West Virginia is a complex region with diverse people, places, and cultures. It’s known for its hills and hollers. In fact, it’s the third most forested state with 77.5% of its land covered in trees—preceded by Maine (89%) and New Hampshire (77.7%). West Virginia is famous coal, natural gas, timber, old time music. It’s also unique for housing an extremely rare and purposeful 13,000 square mile National Radio Quiet Zone surrounding the Green Bank Observatory, a solitary cocoon designed to stay out of Internet range.
West Virginians have been blind sided by economic challenges on several levels caused by shifts in job opportunities and the devastation to communities flooded with opioids. But as a recent New York transplant Lisa Elmaleh explains, her new home in West Virginia, “has everything that Brooklyn doesn’t. In Paw Paw, Elmaleh found a ”community of people who live more deliberatively and close to the land… and there’s more of a sense of belonging and being there for your neighbor when they need help.”
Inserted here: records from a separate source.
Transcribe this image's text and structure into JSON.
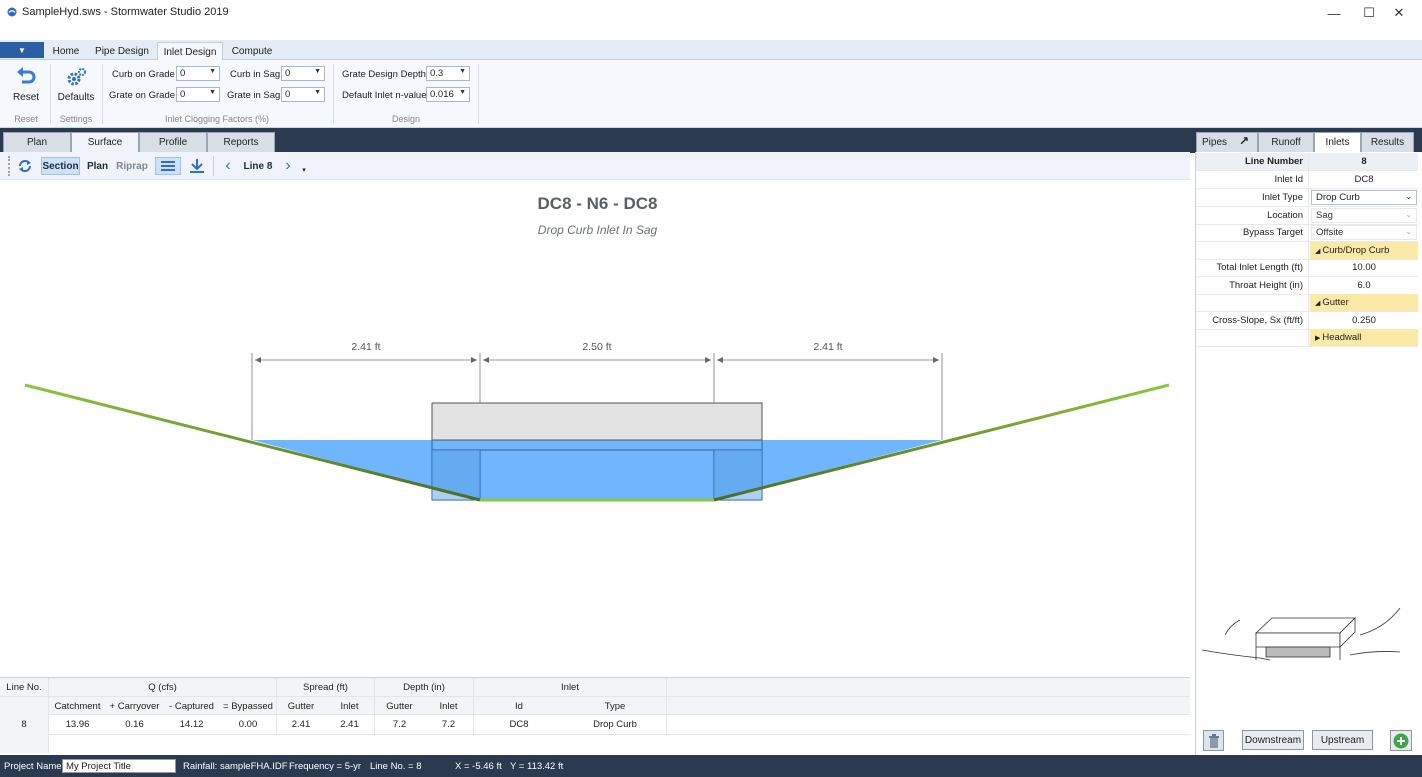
{
  "window": {
    "title": "SampleHyd.sws - Stormwater Studio 2019",
    "controls": {
      "minimize": "—",
      "maximize": "☐",
      "close": "✕"
    }
  },
  "ribbon": {
    "tabs": [
      {
        "label": "Home"
      },
      {
        "label": "Pipe Design"
      },
      {
        "label": "Inlet Design"
      },
      {
        "label": "Compute"
      }
    ],
    "reset_label": "Reset",
    "defaults_label": "Defaults",
    "groups": {
      "reset": "Reset",
      "settings": "Settings",
      "clogging": "Inlet Clogging Factors (%)",
      "design": "Design"
    },
    "clogging": {
      "curb_on_grade": {
        "label": "Curb on Grade",
        "value": "0"
      },
      "grate_on_grade": {
        "label": "Grate on Grade",
        "value": "0"
      },
      "curb_in_sag": {
        "label": "Curb in Sag",
        "value": "0"
      },
      "grate_in_sag": {
        "label": "Grate in Sag",
        "value": "0"
      }
    },
    "design": {
      "grate_depth": {
        "label": "Grate Design Depth",
        "value": "0.3"
      },
      "inlet_n": {
        "label": "Default Inlet n-value",
        "value": "0.016"
      }
    }
  },
  "view_tabs": [
    {
      "label": "Plan"
    },
    {
      "label": "Surface"
    },
    {
      "label": "Profile"
    },
    {
      "label": "Reports"
    }
  ],
  "toolbar": {
    "section": "Section",
    "plan": "Plan",
    "riprap": "Riprap",
    "line": "Line 8"
  },
  "drawing": {
    "title": "DC8 - N6 - DC8",
    "subtitle": "Drop Curb Inlet In Sag",
    "dims": [
      "2.41 ft",
      "2.50 ft",
      "2.41 ft"
    ]
  },
  "table": {
    "line_no_header": "Line No.",
    "groups": {
      "q": "Q (cfs)",
      "spread": "Spread (ft)",
      "depth": "Depth (in)",
      "inlet": "Inlet"
    },
    "columns": [
      "Catchment",
      "+ Carryover",
      "- Captured",
      "= Bypassed",
      "Gutter",
      "Inlet",
      "Gutter",
      "Inlet",
      "Id",
      "Type"
    ],
    "row": {
      "line": "8",
      "cells": [
        "13.96",
        "0.16",
        "14.12",
        "0.00",
        "2.41",
        "2.41",
        "7.2",
        "7.2",
        "DC8",
        "Drop Curb"
      ]
    }
  },
  "panel": {
    "tabs": [
      {
        "label": "Pipes"
      },
      {
        "label": "Runoff"
      },
      {
        "label": "Inlets"
      },
      {
        "label": "Results"
      }
    ],
    "line_number": {
      "label": "Line Number",
      "value": "8"
    },
    "inlet_id": {
      "label": "Inlet Id",
      "value": "DC8"
    },
    "inlet_type": {
      "label": "Inlet Type",
      "value": "Drop Curb"
    },
    "location": {
      "label": "Location",
      "value": "Sag"
    },
    "bypass": {
      "label": "Bypass Target",
      "value": "Offsite"
    },
    "sec_curb": "Curb/Drop Curb",
    "total_len": {
      "label": "Total Inlet Length (ft)",
      "value": "10.00"
    },
    "throat": {
      "label": "Throat Height (in)",
      "value": "6.0"
    },
    "sec_gutter": "Gutter",
    "cross_slope": {
      "label": "Cross-Slope, Sx (ft/ft)",
      "value": "0.250"
    },
    "sec_headwall": "Headwall",
    "downstream": "Downstream",
    "upstream": "Upstream"
  },
  "status": {
    "project_label": "Project Name:",
    "project_value": "My Project Title",
    "rainfall": "Rainfall: sampleFHA.IDF",
    "frequency": "Frequency = 5-yr",
    "line_no": "Line No. = 8",
    "x": "X = -5.46 ft",
    "y": "Y = 113.42 ft"
  },
  "colors": {
    "water": "#6fb6ff",
    "ground_dark": "#5b7d2a",
    "ground_light": "#8cc63f",
    "status_bg": "#2b3a4f"
  }
}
This Sunday (July 14, 2019), teens from throughout the Charleston WV area are invited to come together and share their views about how to make their community better for youth. I’m hopeful about the creative and meaningful ideas that teens may offer. I am thankful to those who are calling youth out to be heard.
Recalling words that have motived me, I share two poems here to tell teens that everyone’s message will be heard. No voice is too small.
In her July 12, 2019 podcast of the “Slow Down” Tracy K. Smith reads “This Is Not a Small Voice” written by Sonia Sanchez. I hope these words inspire Charleston teens to see how important it is for them to speak their minds and share their visions for a better future.
Teens in Charleston and everywhere throughout West Virginia need to speak up and sound out their ideas. For as this poem, Choice, by Emily Dickenson tells us, we are each a unique DNA mixture. Each of us must choose what our individual life experience will be.